Birthday of Yellow Fever pioneer met with Yellow fever in Sudan
The Cuban physician Carlos J Finlay has been honoured with a Google Doodle on the 180th anniversary of his birth, December 3rd, 1833.
Finlay is credited with discovering that yellow fever is transmitted via infected mosquitos, though his ideas were ignored for 20 years after first being published in 1886.
Ironically, on December 3rd, 2013, the World Health Organization released a press statement of a Yellow fever outbreak in Sudan.
The Federal Ministry of Health (FMOH) in Sudan has notified WHO of a yellow fever (YF) outbreak affecting twelve localities in West and South Kordofan states. The affected localities are Lagawa, Kailak, Muglad and Abyei localities in West Kordofan and Elreef Alshargi, Abu Gibaiha, Ghadir, Habila, Kadugli, Altadamon, Talodi and Aliri in South Kordofan.
Between 3 October and 24 November 2013, a total of 44 suspected cases of yellow fever including 14 deaths (CFR: 31.8% ) were reported from this outbreak.
The field investigation carried out by the FMOH team revealed that the initial suspected cases were reported among the seasonal workers coming from the eastern states of Sudan who traveled to the state of West Kordofan for gum Arabic plantation during the month of October. Subsequently suspected cases were also reported amongst the locally residing population of both West and South Kordofan states.
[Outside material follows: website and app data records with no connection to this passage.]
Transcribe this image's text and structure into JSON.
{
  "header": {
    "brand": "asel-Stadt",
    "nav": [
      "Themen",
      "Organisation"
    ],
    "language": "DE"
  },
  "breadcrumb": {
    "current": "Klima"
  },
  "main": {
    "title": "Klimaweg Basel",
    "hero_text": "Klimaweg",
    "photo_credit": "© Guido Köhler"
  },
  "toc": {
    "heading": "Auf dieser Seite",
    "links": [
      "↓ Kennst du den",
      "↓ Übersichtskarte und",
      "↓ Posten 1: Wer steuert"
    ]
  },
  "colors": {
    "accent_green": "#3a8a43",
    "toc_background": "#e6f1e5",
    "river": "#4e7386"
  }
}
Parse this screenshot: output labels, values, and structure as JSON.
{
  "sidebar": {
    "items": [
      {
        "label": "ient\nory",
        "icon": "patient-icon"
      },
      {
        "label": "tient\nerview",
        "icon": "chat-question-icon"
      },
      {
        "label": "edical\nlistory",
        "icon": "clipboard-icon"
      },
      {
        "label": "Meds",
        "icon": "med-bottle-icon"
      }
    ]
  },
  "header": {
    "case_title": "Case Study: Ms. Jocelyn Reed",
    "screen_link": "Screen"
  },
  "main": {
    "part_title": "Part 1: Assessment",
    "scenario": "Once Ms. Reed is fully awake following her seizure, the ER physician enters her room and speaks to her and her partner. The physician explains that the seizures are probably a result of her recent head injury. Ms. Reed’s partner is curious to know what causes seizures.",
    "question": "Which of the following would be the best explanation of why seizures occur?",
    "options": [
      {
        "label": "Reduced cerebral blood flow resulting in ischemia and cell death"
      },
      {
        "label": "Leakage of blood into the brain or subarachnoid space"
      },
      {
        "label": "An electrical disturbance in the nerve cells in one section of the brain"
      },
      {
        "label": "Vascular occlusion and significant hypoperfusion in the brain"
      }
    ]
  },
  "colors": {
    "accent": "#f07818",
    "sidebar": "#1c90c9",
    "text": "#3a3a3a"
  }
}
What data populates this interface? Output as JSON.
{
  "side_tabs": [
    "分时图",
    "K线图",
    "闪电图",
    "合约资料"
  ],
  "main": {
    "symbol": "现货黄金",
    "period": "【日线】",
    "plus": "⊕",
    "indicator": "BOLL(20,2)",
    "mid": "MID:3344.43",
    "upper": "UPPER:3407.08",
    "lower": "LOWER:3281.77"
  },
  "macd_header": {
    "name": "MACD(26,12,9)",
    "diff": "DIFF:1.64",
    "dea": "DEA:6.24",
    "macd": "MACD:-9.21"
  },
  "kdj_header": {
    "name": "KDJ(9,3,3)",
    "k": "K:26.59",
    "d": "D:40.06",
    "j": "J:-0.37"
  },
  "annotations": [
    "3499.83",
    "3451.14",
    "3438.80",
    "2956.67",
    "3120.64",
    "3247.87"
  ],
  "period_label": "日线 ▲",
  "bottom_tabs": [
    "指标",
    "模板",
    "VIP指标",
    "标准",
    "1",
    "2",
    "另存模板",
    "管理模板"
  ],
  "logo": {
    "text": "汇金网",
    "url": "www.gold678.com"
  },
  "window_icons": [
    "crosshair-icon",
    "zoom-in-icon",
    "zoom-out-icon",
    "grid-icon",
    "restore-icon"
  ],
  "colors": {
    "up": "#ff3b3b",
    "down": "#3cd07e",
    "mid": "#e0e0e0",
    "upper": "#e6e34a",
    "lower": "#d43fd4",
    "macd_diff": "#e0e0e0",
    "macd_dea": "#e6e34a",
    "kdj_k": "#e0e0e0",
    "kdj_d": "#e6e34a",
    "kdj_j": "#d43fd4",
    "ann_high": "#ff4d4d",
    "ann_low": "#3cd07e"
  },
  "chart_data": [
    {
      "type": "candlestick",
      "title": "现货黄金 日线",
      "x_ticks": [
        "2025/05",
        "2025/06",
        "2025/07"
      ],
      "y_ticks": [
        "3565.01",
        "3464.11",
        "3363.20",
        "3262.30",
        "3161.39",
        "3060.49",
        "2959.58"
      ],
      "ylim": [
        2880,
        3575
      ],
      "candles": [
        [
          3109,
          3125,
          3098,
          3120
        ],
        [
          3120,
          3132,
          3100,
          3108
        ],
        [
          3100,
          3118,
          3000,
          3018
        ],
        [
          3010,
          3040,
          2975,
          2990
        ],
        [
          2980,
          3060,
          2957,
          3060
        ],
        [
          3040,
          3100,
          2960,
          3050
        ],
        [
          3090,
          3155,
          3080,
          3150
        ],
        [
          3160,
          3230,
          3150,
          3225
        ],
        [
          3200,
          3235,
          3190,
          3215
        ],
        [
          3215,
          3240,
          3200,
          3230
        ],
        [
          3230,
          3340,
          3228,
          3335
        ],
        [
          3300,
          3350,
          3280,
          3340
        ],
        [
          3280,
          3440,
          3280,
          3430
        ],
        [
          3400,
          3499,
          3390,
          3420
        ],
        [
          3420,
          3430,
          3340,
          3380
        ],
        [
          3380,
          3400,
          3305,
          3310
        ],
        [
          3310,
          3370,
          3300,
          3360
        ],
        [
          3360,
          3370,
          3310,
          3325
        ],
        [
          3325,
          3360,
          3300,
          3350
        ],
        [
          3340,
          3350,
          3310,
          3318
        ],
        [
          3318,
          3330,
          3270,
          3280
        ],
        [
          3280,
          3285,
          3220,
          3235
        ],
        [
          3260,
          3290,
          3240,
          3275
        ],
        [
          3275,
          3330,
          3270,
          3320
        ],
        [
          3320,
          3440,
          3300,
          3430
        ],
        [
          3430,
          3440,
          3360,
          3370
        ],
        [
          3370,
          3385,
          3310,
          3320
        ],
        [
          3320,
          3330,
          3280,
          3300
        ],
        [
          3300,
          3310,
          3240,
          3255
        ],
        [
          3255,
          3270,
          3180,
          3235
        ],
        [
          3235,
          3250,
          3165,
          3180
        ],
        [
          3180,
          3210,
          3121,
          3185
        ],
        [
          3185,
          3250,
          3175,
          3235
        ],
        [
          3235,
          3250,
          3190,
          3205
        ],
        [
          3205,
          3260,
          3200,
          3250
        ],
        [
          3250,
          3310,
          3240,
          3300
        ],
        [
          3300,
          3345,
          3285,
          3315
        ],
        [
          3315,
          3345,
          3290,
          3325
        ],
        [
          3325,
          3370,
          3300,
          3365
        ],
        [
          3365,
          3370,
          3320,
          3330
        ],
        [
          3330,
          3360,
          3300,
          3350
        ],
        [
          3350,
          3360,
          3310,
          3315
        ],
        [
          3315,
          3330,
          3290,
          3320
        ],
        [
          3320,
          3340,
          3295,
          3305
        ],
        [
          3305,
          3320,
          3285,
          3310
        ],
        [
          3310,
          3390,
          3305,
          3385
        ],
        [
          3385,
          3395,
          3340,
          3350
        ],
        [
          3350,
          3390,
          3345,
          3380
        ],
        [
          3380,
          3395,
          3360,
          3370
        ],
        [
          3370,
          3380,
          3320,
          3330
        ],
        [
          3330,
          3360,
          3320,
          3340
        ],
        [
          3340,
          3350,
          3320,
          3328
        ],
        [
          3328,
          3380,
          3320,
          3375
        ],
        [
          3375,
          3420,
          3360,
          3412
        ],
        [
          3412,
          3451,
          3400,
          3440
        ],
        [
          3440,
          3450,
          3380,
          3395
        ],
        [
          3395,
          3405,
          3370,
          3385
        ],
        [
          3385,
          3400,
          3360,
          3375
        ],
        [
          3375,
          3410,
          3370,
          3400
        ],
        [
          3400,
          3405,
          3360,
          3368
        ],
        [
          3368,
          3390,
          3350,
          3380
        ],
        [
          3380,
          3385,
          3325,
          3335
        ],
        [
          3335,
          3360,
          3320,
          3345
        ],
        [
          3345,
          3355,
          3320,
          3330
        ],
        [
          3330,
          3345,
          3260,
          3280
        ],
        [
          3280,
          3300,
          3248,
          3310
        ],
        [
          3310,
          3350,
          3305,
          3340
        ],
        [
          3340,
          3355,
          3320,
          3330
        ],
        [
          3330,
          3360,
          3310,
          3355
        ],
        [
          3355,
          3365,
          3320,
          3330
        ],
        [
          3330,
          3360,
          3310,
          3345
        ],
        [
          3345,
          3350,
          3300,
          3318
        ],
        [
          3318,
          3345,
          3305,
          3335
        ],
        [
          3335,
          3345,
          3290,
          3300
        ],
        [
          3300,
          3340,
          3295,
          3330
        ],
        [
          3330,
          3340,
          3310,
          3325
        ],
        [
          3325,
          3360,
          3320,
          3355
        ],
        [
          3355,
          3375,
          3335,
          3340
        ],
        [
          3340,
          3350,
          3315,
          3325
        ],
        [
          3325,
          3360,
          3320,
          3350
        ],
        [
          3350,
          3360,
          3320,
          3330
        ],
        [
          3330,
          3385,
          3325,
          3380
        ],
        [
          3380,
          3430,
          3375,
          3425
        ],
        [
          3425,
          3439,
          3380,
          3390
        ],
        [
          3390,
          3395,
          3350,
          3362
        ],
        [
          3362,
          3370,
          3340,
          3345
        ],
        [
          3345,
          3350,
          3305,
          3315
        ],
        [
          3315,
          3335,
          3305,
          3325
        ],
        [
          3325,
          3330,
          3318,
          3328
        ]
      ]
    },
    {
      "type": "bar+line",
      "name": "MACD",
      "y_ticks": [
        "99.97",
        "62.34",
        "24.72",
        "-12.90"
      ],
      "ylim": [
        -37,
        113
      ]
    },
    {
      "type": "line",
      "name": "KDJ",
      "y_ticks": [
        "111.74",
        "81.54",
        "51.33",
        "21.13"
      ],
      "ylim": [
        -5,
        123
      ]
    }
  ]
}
The blood samples collected by the field investigation team of the FMOH from the suspected cases were positive for YF by IgM ELISA Assay at the National Public Health Laboratory of the FMOH in Khartoum. The blood samples were later re-confirmed at the Institute of Pasteur of Senegal, a WHO reference laboratory for yellow fever by IgM ELISA test followed by the seroneutralizing test (PRNT) for yellow fever. The entomological survey carried out by the field investigation team also found Aedes aegepty mosquitoes in the areas, the vector that can sustain transmission of YF.